• _Problem statement_
The answer must be an exact copy of the entries below, with no images in it.
★ ★ ★
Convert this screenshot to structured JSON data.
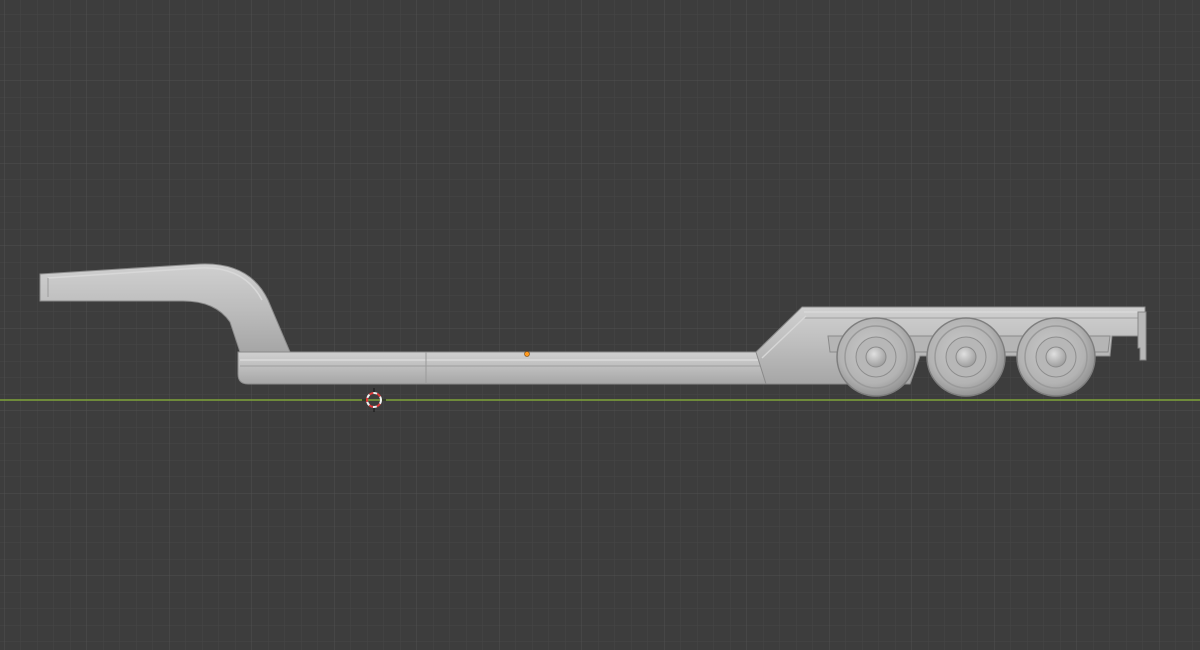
{
  "viewport": {
    "view": "side-orthographic",
    "background_color": "#3d3d3d",
    "grid_minor_color": "#464646",
    "grid_major_color": "#4f4f4f",
    "x_axis_color": "#7fa33a",
    "grid_visible": true
  },
  "model": {
    "object": "lowboy-trailer",
    "material_color": "#bdbdbd",
    "highlight_color": "#d2d2d2",
    "shadow_color": "#8a8a8a",
    "axles": 3
  },
  "origin_point_color": "#ff9a1f",
  "cursor": {
    "icon": "3d-cursor-icon",
    "ring_color_a": "#e23a3a",
    "ring_color_b": "#f0f0f0"
  }
}
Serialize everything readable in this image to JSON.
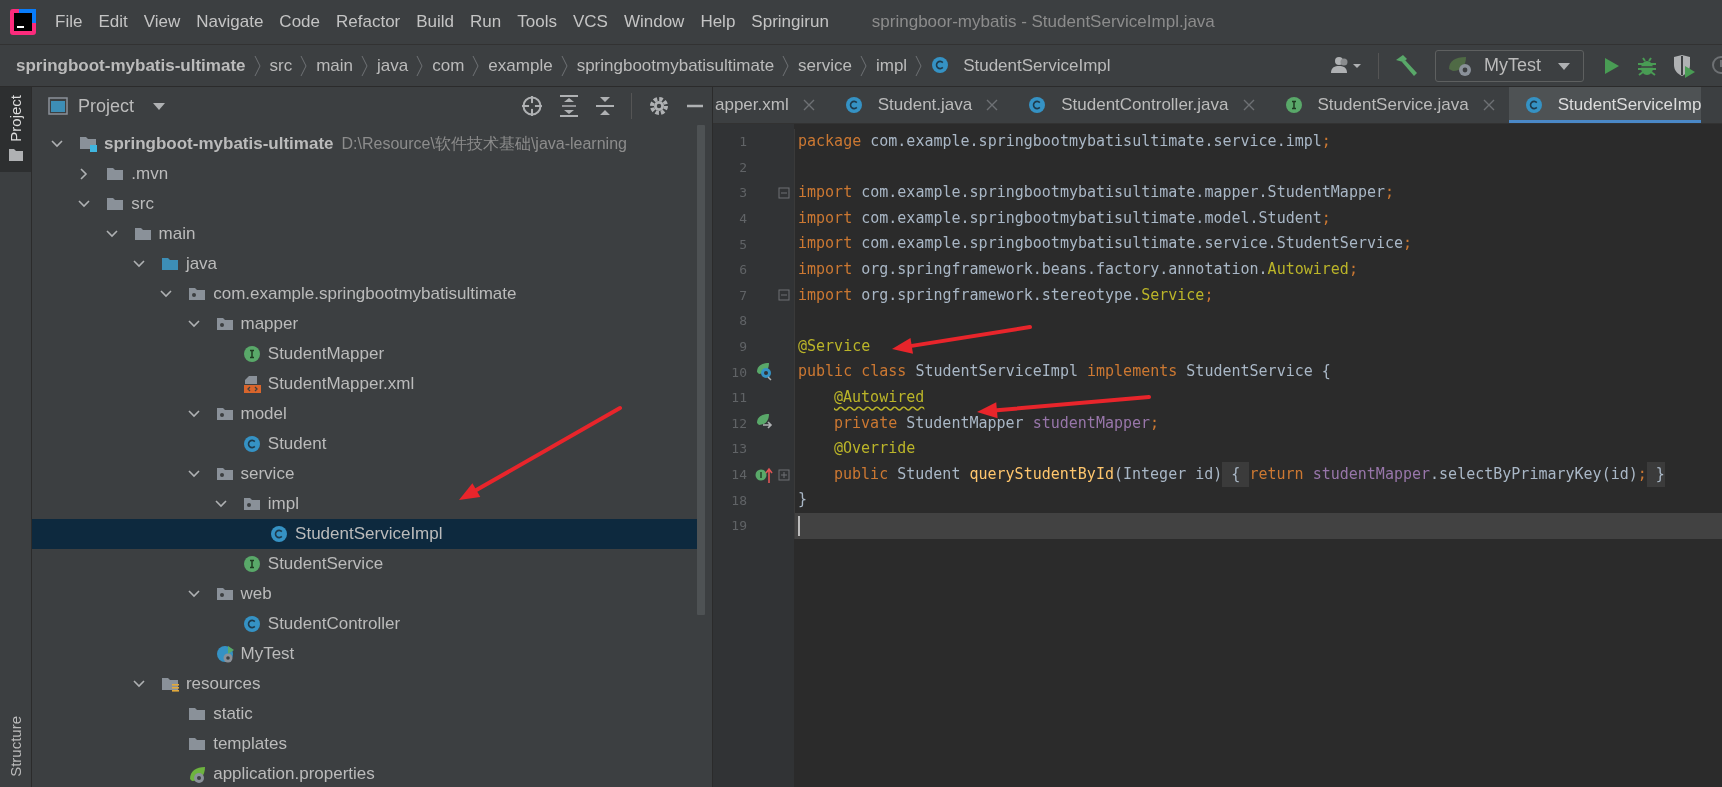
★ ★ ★
• _Answer box_
Convert this screenshot to structured JSON data.
{
  "viewport": {
    "view": "side-orthographic",
    "background_color": "#3d3d3d",
    "grid_minor_color": "#464646",
    "grid_major_color": "#4f4f4f",
    "x_axis_color": "#7fa33a",
    "grid_visible": true
  },
  "model": {
    "object": "lowboy-trailer",
    "material_color": "#bdbdbd",
    "highlight_color": "#d2d2d2",
    "shadow_color": "#8a8a8a",
    "axles": 3
  },
  "origin_point_color": "#ff9a1f",
  "cursor": {
    "icon": "3d-cursor-icon",
    "ring_color_a": "#e23a3a",
    "ring_color_b": "#f0f0f0"
  }
}
Serialize everything readable in this image to JSON.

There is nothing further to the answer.